### Dataset content
########################################

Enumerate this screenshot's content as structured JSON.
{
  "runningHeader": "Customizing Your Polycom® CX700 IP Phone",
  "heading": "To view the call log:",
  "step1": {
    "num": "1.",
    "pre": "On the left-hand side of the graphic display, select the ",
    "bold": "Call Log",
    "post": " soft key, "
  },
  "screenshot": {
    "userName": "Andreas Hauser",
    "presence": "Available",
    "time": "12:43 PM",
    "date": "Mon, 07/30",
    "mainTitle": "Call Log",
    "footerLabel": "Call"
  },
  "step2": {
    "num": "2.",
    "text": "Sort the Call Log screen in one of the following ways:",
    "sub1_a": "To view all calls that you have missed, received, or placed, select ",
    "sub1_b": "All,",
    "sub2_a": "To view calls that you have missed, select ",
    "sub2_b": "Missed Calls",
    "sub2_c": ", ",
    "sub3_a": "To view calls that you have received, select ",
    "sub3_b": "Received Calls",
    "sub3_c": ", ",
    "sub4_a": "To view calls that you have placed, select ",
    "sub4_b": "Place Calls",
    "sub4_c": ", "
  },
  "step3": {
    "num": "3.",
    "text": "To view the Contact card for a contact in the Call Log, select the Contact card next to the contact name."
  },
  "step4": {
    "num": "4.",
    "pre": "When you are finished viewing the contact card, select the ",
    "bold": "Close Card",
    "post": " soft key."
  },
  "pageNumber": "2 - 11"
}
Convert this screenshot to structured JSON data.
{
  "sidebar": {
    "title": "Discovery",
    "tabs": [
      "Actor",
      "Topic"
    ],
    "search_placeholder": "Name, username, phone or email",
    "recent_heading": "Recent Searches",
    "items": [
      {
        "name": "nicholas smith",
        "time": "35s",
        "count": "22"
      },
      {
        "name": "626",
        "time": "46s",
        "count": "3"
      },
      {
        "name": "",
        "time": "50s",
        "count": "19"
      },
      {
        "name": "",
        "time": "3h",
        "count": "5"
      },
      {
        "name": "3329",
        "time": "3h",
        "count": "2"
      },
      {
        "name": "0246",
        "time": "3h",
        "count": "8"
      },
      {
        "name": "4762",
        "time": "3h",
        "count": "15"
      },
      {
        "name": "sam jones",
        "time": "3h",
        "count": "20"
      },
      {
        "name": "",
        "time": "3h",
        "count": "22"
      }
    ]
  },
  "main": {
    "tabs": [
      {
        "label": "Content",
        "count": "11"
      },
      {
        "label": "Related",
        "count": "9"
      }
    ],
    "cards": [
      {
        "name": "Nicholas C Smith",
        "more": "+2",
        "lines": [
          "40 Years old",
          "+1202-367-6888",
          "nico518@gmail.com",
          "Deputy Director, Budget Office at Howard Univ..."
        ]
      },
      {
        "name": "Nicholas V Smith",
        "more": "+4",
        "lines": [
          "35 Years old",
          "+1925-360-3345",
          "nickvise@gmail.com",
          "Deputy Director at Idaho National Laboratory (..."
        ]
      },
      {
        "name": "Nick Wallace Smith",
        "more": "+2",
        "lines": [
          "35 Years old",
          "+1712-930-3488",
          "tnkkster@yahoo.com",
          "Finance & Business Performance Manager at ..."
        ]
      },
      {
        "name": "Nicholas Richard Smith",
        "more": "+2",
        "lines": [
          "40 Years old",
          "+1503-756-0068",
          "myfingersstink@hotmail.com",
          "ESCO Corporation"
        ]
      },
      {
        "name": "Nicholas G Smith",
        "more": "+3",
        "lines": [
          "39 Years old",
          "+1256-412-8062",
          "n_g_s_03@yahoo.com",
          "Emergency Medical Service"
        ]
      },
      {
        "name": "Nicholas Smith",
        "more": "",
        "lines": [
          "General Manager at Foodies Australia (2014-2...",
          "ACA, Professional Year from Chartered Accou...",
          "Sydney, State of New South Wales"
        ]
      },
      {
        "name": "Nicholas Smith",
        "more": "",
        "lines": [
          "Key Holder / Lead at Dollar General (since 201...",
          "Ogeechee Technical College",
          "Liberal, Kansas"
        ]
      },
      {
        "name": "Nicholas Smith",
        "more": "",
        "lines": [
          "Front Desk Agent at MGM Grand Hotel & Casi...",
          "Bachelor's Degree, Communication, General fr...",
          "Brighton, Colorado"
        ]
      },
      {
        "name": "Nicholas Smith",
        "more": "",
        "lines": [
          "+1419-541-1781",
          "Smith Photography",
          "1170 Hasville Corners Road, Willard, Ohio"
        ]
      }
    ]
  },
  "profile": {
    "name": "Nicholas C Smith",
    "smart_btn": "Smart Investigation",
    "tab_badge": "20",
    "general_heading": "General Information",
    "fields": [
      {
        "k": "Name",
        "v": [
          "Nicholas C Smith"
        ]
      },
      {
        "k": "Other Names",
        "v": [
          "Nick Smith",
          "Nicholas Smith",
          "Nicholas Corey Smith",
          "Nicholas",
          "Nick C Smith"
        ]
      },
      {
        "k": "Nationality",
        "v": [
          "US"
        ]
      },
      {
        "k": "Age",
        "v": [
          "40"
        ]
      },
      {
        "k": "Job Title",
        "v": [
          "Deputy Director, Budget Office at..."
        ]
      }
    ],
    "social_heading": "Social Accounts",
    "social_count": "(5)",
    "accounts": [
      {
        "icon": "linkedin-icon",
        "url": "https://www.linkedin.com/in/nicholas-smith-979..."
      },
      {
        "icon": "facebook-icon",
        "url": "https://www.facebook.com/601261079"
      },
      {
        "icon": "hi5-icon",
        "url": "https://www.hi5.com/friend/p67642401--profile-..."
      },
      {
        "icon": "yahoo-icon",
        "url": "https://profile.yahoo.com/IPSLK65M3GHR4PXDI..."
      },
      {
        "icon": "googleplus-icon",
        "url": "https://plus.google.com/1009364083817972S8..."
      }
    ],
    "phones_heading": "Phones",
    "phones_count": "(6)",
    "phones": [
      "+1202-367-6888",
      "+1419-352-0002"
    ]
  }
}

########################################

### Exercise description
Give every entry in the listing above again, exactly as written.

### Answer for this exercise
Enumerate this screenshot's content as structured JSON.
{
  "runningHeader": "Customizing Your Polycom® CX700 IP Phone",
  "heading": "To view the call log:",
  "step1": {
    "num": "1.",
    "pre": "On the left-hand side of the graphic display, select the ",
    "bold": "Call Log",
    "post": " soft key, "
  },
  "screenshot": {
    "userName": "Andreas Hauser",
    "presence": "Available",
    "time": "12:43 PM",
    "date": "Mon, 07/30",
    "mainTitle": "Call Log",
    "footerLabel": "Call"
  },
  "step2": {
    "num": "2.",
    "text": "Sort the Call Log screen in one of the following ways:",
    "sub1_a": "To view all calls that you have missed, received, or placed, select ",
    "sub1_b": "All,",
    "sub2_a": "To view calls that you have missed, select ",
    "sub2_b": "Missed Calls",
    "sub2_c": ", ",
    "sub3_a": "To view calls that you have received, select ",
    "sub3_b": "Received Calls",
    "sub3_c": ", ",
    "sub4_a": "To view calls that you have placed, select ",
    "sub4_b": "Place Calls",
    "sub4_c": ", "
  },
  "step3": {
    "num": "3.",
    "text": "To view the Contact card for a contact in the Call Log, select the Contact card next to the contact name."
  },
  "step4": {
    "num": "4.",
    "pre": "When you are finished viewing the contact card, select the ",
    "bold": "Close Card",
    "post": " soft key."
  },
  "pageNumber": "2 - 11"
}
Convert this screenshot to structured JSON data.
{
  "sidebar": {
    "title": "Discovery",
    "tabs": [
      "Actor",
      "Topic"
    ],
    "search_placeholder": "Name, username, phone or email",
    "recent_heading": "Recent Searches",
    "items": [
      {
        "name": "nicholas smith",
        "time": "35s",
        "count": "22"
      },
      {
        "name": "626",
        "time": "46s",
        "count": "3"
      },
      {
        "name": "",
        "time": "50s",
        "count": "19"
      },
      {
        "name": "",
        "time": "3h",
        "count": "5"
      },
      {
        "name": "3329",
        "time": "3h",
        "count": "2"
      },
      {
        "name": "0246",
        "time": "3h",
        "count": "8"
      },
      {
        "name": "4762",
        "time": "3h",
        "count": "15"
      },
      {
        "name": "sam jones",
        "time": "3h",
        "count": "20"
      },
      {
        "name": "",
        "time": "3h",
        "count": "22"
      }
    ]
  },
  "main": {
    "tabs": [
      {
        "label": "Content",
        "count": "11"
      },
      {
        "label": "Related",
        "count": "9"
      }
    ],
    "cards": [
      {
        "name": "Nicholas C Smith",
        "more": "+2",
        "lines": [
          "40 Years old",
          "+1202-367-6888",
          "nico518@gmail.com",
          "Deputy Director, Budget Office at Howard Univ..."
        ]
      },
      {
        "name": "Nicholas V Smith",
        "more": "+4",
        "lines": [
          "35 Years old",
          "+1925-360-3345",
          "nickvise@gmail.com",
          "Deputy Director at Idaho National Laboratory (..."
        ]
      },
      {
        "name": "Nick Wallace Smith",
        "more": "+2",
        "lines": [
          "35 Years old",
          "+1712-930-3488",
          "tnkkster@yahoo.com",
          "Finance & Business Performance Manager at ..."
        ]
      },
      {
        "name": "Nicholas Richard Smith",
        "more": "+2",
        "lines": [
          "40 Years old",
          "+1503-756-0068",
          "myfingersstink@hotmail.com",
          "ESCO Corporation"
        ]
      },
      {
        "name": "Nicholas G Smith",
        "more": "+3",
        "lines": [
          "39 Years old",
          "+1256-412-8062",
          "n_g_s_03@yahoo.com",
          "Emergency Medical Service"
        ]
      },
      {
        "name": "Nicholas Smith",
        "more": "",
        "lines": [
          "General Manager at Foodies Australia (2014-2...",
          "ACA, Professional Year from Chartered Accou...",
          "Sydney, State of New South Wales"
        ]
      },
      {
        "name": "Nicholas Smith",
        "more": "",
        "lines": [
          "Key Holder / Lead at Dollar General (since 201...",
          "Ogeechee Technical College",
          "Liberal, Kansas"
        ]
      },
      {
        "name": "Nicholas Smith",
        "more": "",
        "lines": [
          "Front Desk Agent at MGM Grand Hotel & Casi...",
          "Bachelor's Degree, Communication, General fr...",
          "Brighton, Colorado"
        ]
      },
      {
        "name": "Nicholas Smith",
        "more": "",
        "lines": [
          "+1419-541-1781",
          "Smith Photography",
          "1170 Hasville Corners Road, Willard, Ohio"
        ]
      }
    ]
  },
  "profile": {
    "name": "Nicholas C Smith",
    "smart_btn": "Smart Investigation",
    "tab_badge": "20",
    "general_heading": "General Information",
    "fields": [
      {
        "k": "Name",
        "v": [
          "Nicholas C Smith"
        ]
      },
      {
        "k": "Other Names",
        "v": [
          "Nick Smith",
          "Nicholas Smith",
          "Nicholas Corey Smith",
          "Nicholas",
          "Nick C Smith"
        ]
      },
      {
        "k": "Nationality",
        "v": [
          "US"
        ]
      },
      {
        "k": "Age",
        "v": [
          "40"
        ]
      },
      {
        "k": "Job Title",
        "v": [
          "Deputy Director, Budget Office at..."
        ]
      }
    ],
    "social_heading": "Social Accounts",
    "social_count": "(5)",
    "accounts": [
      {
        "icon": "linkedin-icon",
        "url": "https://www.linkedin.com/in/nicholas-smith-979..."
      },
      {
        "icon": "facebook-icon",
        "url": "https://www.facebook.com/601261079"
      },
      {
        "icon": "hi5-icon",
        "url": "https://www.hi5.com/friend/p67642401--profile-..."
      },
      {
        "icon": "yahoo-icon",
        "url": "https://profile.yahoo.com/IPSLK65M3GHR4PXDI..."
      },
      {
        "icon": "googleplus-icon",
        "url": "https://plus.google.com/1009364083817972S8..."
      }
    ],
    "phones_heading": "Phones",
    "phones_count": "(6)",
    "phones": [
      "+1202-367-6888",
      "+1419-352-0002"
    ]
  }
}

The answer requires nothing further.